Born and mostly raised in Texas, rock & roller P.J. Proby never really hit it big in his homeland, but his trouser-busting stage antics helped make him a genuine pop star in England at the height of the British Invasion. Proby was born James Marcus Smith in Houston on November 6, 1938, and grew up listening to country and black gospel; later on, he became fascinated by rockabilly, and his stepsister even dated the young Elvis Presley. After graduating from military school in 1957, he moved to Hollywood hoping to make it in the music business. Through his boyhood friend, teen-idol singer Tommy Sands, Smith made some connections that included songwriter Sharon Sheeley (who was dating Eddie Cochran and had written "Poor Little Fool" for Rick Nelson), and he soon began recording singles under the name Jett Powers, with little success. In the meantime, he worked as a demo singer and also did a bit of acting, appearing in several Westerns and an episode of Gunsmoke.

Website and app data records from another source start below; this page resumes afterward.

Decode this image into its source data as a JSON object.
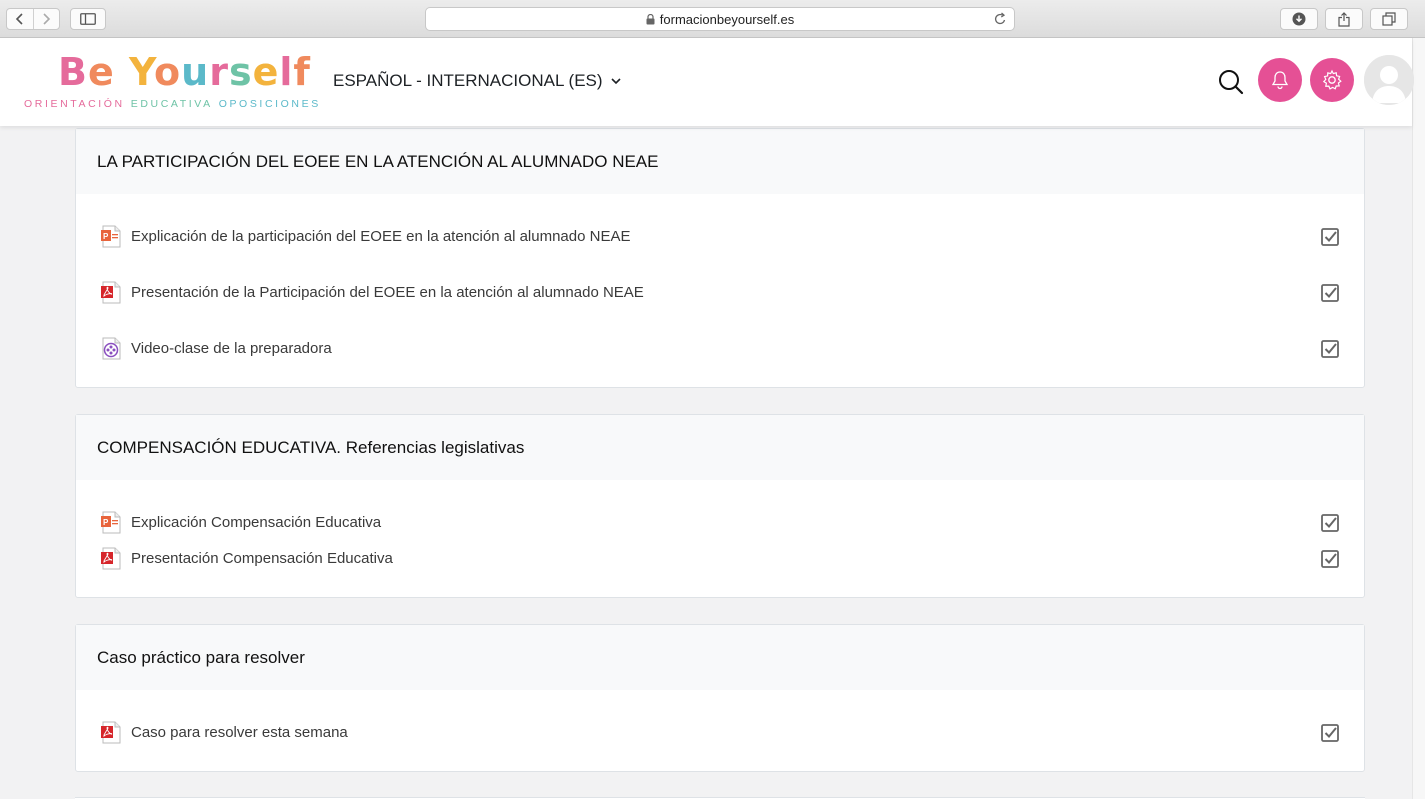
{
  "browser": {
    "url": "formacionbeyourself.es"
  },
  "header": {
    "logo": {
      "word_parts": [
        "B",
        "e",
        " ",
        "Y",
        "o",
        "u",
        "r",
        "s",
        "e",
        "l",
        "f"
      ],
      "word_colors": [
        "#e56b9b",
        "#f08a5d",
        "#ffffff",
        "#f3b33d",
        "#f08a5d",
        "#5bb9c9",
        "#e56b9b",
        "#6ec3a6",
        "#f3b33d",
        "#e56b9b",
        "#f08a5d"
      ],
      "tagline_parts": [
        "ORIENTACIÓN",
        "EDUCATIVA",
        "OPOSICIONES"
      ],
      "tagline_colors": [
        "#e56b9b",
        "#6ec3a6",
        "#5bb9c9"
      ]
    },
    "language": "ESPAÑOL - INTERNACIONAL (ES)",
    "accent_color": "#e55095"
  },
  "sections": [
    {
      "title": "LA PARTICIPACIÓN DEL EOEE EN LA ATENCIÓN AL ALUMNADO NEAE",
      "activities": [
        {
          "type": "powerpoint-icon",
          "title": "Explicación de la participación del EOEE en la atención al alumnado NEAE"
        },
        {
          "type": "pdf-icon",
          "title": "Presentación de la Participación del EOEE en la atención al alumnado NEAE"
        },
        {
          "type": "video-icon",
          "title": "Video-clase de la preparadora"
        }
      ]
    },
    {
      "title": "COMPENSACIÓN EDUCATIVA. Referencias legislativas",
      "activities": [
        {
          "type": "powerpoint-icon",
          "title": "Explicación Compensación Educativa"
        },
        {
          "type": "pdf-icon",
          "title": "Presentación Compensación Educativa"
        }
      ]
    },
    {
      "title": "Caso práctico para resolver",
      "activities": [
        {
          "type": "pdf-icon",
          "title": "Caso para resolver esta semana"
        }
      ]
    }
  ]
}
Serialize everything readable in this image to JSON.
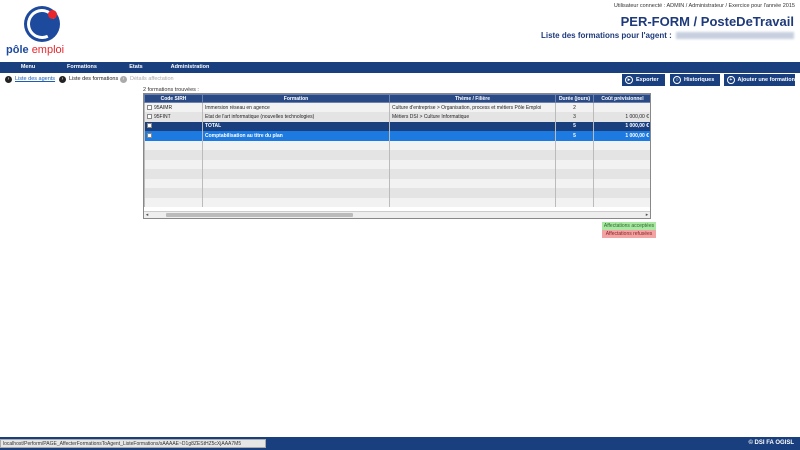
{
  "header": {
    "logo_text_a": "pôle",
    "logo_text_b": "emploi",
    "user_line": "Utilisateur connecté : ADMIN / Administrateur / Exercice pour l'année 2015",
    "app_title": "PER-FORM / PosteDeTravail",
    "sub_title": "Liste des formations pour l'agent :"
  },
  "nav": [
    "Menu",
    "Formations",
    "Etats",
    "Administration"
  ],
  "breadcrumb": [
    {
      "label": "Liste des agents",
      "state": "link"
    },
    {
      "label": "Liste des formations",
      "state": "current"
    },
    {
      "label": "Détails affectation",
      "state": "disabled"
    }
  ],
  "actions": {
    "exporter": "Exporter",
    "historiques": "Historiques",
    "ajouter": "Ajouter une formation"
  },
  "count_text": "2 formations trouvées :",
  "grid": {
    "columns": [
      "Code SIRH",
      "Formation",
      "Thème / Filière",
      "Durée (jours)",
      "Coût prévisionnel"
    ],
    "rows": [
      {
        "code": "95AIMR",
        "formation": "Immersion réseau en agence",
        "theme": "Culture d'entreprise > Organisation, process et métiers Pôle Emploi",
        "duree": "2",
        "cout": ""
      },
      {
        "code": "95FINT",
        "formation": "Etat de l'art informatique (nouvelles technologies)",
        "theme": "Métiers DSI > Culture Informatique",
        "duree": "3",
        "cout": "1 000,00 €"
      },
      {
        "code": "",
        "formation": "TOTAL",
        "theme": "",
        "duree": "5",
        "cout": "1 000,00 €"
      },
      {
        "code": "",
        "formation": "Comptabilisation au titre du plan",
        "theme": "",
        "duree": "5",
        "cout": "1 000,00 €"
      }
    ]
  },
  "legend": {
    "accepted": "Affectations acceptées",
    "refused": "Affectations refusées"
  },
  "footer": {
    "status_url": "localhost/Perform/PAGE_AffecterFormationsToAgent_ListeFormations/sAAAAE~D1g8ZEStHZ5cXjAAA7M5",
    "copyright": "© DSI FA OGISL"
  }
}
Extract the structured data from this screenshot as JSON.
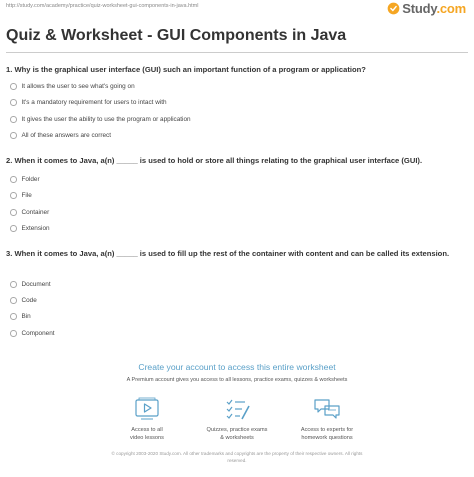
{
  "header": {
    "url": "http://study.com/academy/practice/quiz-worksheet-gui-components-in-java.html",
    "logo_text": "Study",
    "logo_suffix": ".com"
  },
  "title": "Quiz & Worksheet - GUI Components in Java",
  "questions": [
    {
      "text": "1. Why is the graphical user interface (GUI) such an important function of a program or application?",
      "options": [
        "It allows the user to see what's going on",
        "It's a mandatory requirement for users to intact with",
        "It gives the user the ability to use the program or application",
        "All of these answers are correct"
      ]
    },
    {
      "text": "2. When it comes to Java, a(n) _____ is used to hold or store all things relating to the graphical user interface (GUI).",
      "options": [
        "Folder",
        "File",
        "Container",
        "Extension"
      ]
    },
    {
      "text": "3. When it comes to Java, a(n) _____ is used to fill up the rest of the container with content and can be called its extension.",
      "options": [
        "Document",
        "Code",
        "Bin",
        "Component"
      ]
    }
  ],
  "promo": {
    "title": "Create your account to access this entire worksheet",
    "subtitle": "A Premium account gives you access to all lessons, practice exams, quizzes & worksheets"
  },
  "features": [
    {
      "icon": "video-lessons-icon",
      "line1": "Access to all",
      "line2": "video lessons"
    },
    {
      "icon": "quizzes-checklist-icon",
      "line1": "Quizzes, practice exams",
      "line2": "& worksheets"
    },
    {
      "icon": "experts-chat-icon",
      "line1": "Access to experts for",
      "line2": "homework questions"
    }
  ],
  "footer": {
    "line1": "© copyright 2003-2020 Study.com. All other trademarks and copyrights are the property of their respective owners. All rights",
    "line2": "reserved."
  },
  "colors": {
    "accent": "#5aa0c8",
    "logo_dot": "#f5a623"
  }
}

Meanwhile, Smith was working on his own original songs, which earned him a composition contract with Liberty at the end of 1959; his material was recorded by Johnny Burnette ("Clown Shoes"), the Searchers, Leroy Van Dyke, Rick Nelson, and Jackie DeShannon, among others. He also briefly joined producer Kim Fowley's studio group the Hollywood Argyles in 1960. In 1961, Smith (probably wisely) changed his alias from Jett Powers to P.J. Proby, the name of a childhood friend of Sharon Sheeley. Proby cut several singles from 1961-1963, ranging from rock to pop to country, again without much luck or promotion. With the single "Wicked Woman," he even resorted to changing his name to Orville Woods in hopes of getting played on R&B radio stations.

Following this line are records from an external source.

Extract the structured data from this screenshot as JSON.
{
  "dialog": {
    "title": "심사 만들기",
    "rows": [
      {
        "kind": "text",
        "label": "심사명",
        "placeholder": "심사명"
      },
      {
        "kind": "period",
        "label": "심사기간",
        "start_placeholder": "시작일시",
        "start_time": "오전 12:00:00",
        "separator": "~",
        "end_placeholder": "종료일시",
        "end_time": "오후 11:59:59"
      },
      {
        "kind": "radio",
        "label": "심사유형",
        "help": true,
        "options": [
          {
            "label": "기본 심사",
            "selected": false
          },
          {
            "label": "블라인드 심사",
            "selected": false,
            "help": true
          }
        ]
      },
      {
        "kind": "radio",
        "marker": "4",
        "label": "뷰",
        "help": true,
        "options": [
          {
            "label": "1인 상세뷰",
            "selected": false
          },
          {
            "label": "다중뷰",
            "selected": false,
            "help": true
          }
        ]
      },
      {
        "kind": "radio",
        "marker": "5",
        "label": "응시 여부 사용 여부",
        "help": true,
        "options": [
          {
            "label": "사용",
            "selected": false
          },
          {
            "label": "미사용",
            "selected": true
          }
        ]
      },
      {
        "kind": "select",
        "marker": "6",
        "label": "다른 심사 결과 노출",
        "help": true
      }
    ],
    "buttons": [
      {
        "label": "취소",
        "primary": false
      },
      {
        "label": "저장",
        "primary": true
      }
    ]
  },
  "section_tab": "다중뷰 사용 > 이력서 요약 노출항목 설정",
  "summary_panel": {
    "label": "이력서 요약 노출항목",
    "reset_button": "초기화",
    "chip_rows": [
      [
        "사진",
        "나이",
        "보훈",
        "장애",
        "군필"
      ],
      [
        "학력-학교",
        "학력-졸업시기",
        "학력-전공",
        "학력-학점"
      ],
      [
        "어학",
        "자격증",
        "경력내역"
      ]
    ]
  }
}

Finally, in late 1963, Proby met British producer Jack Good, who happened to be putting together a TV special on the Beatles that was to feature several other up-and-coming artists. Proby's demo tape impressed Beatles manager Brian Epstein enough for him to make the cut, and Good outfitted Proby as an aristocratic fop, complete with ponytail, frilly shirt, tight velvet pants, and buckled shoes. After the special aired worldwide, Proby's first British single, "Hold Me" -- a rocked-up rearrangement of a 1939-vintage pop ballad associated with Dick Haymes -- rocketed into the U.K. Top Five in early 1964. Proby's next two singles, "Together" and West Side Story's "Somewhere," took a similar tack, and both reached the British Top Ten as well. In early 1965, Proby was booked as part of a package tour, and on one of the London dates in late January, his pants ripped open from the knee all the way up. Proby claimed it was an accident, but when the same thing happened at the next show (much to the audience's delight), the censors descended and banned Proby from performing on television or in theaters. Rushed out shortly after the ban, "I Apologise" just missed the Top Ten, though his detractors didn't take its sentiments to heart.
Proby continued to release singles over the next two years, scoring another Top Ten hit with another West Side Story cover, "Maria," in late 1965. (Oddly, the preceding single, "That Means a Lot," flopped despite being penned by John Lennon and Paul McCartney.) The lack of promotional opportunities began to hurt Proby's chart placements, though, and he was also beset with financial problems. He attempted to crack the American market in 1967 and actually did land a Top 40 hit with "Niki Hoeky," which proved to be the extent of his success in his native country. Proby was forced to declare bankruptcy in 1968; in 1969, he recorded an album, Three Week Hero, that featured studio backing from all four future members of Led Zeppelin. By this time, though, the hits had dried up. Thanks to Jack Good, Proby appeared in Catch My Soul, a musical version of Othello, in 1970, and subsequently became a regular on Britain's cabaret circuit.
Proby cut a less-than-stellar album, I'm Yours, under somewhat shady circumstances for Ember. He also made headlines with his engagement to Dean Martin's daughter Claudia, and his subsequent arrest for brandishing a shotgun. Proby re-emerged in 1978 to record an album with the Dutch prog rock group Focus, Focus Con Proby, and shortly thereafter starred in a Jack Good-produced musical about Elvis Presley (from which he was fired for improvising). Proby recorded sporadically during the '80s, including a series of more contemporary covers, and was also beset by marital difficulties and occasional run-ins with the law over flashes of temper. He nearly died after collapsing in 1992, and went completely sober afterward; in 1993, he appeared in the Jack Good biographical musical Good Rockin' Tonite, and two years later in the Roy Orbison tribute show Only the Lonely. Proby attempted a recording comeback in 1997 with the EMI album Legend.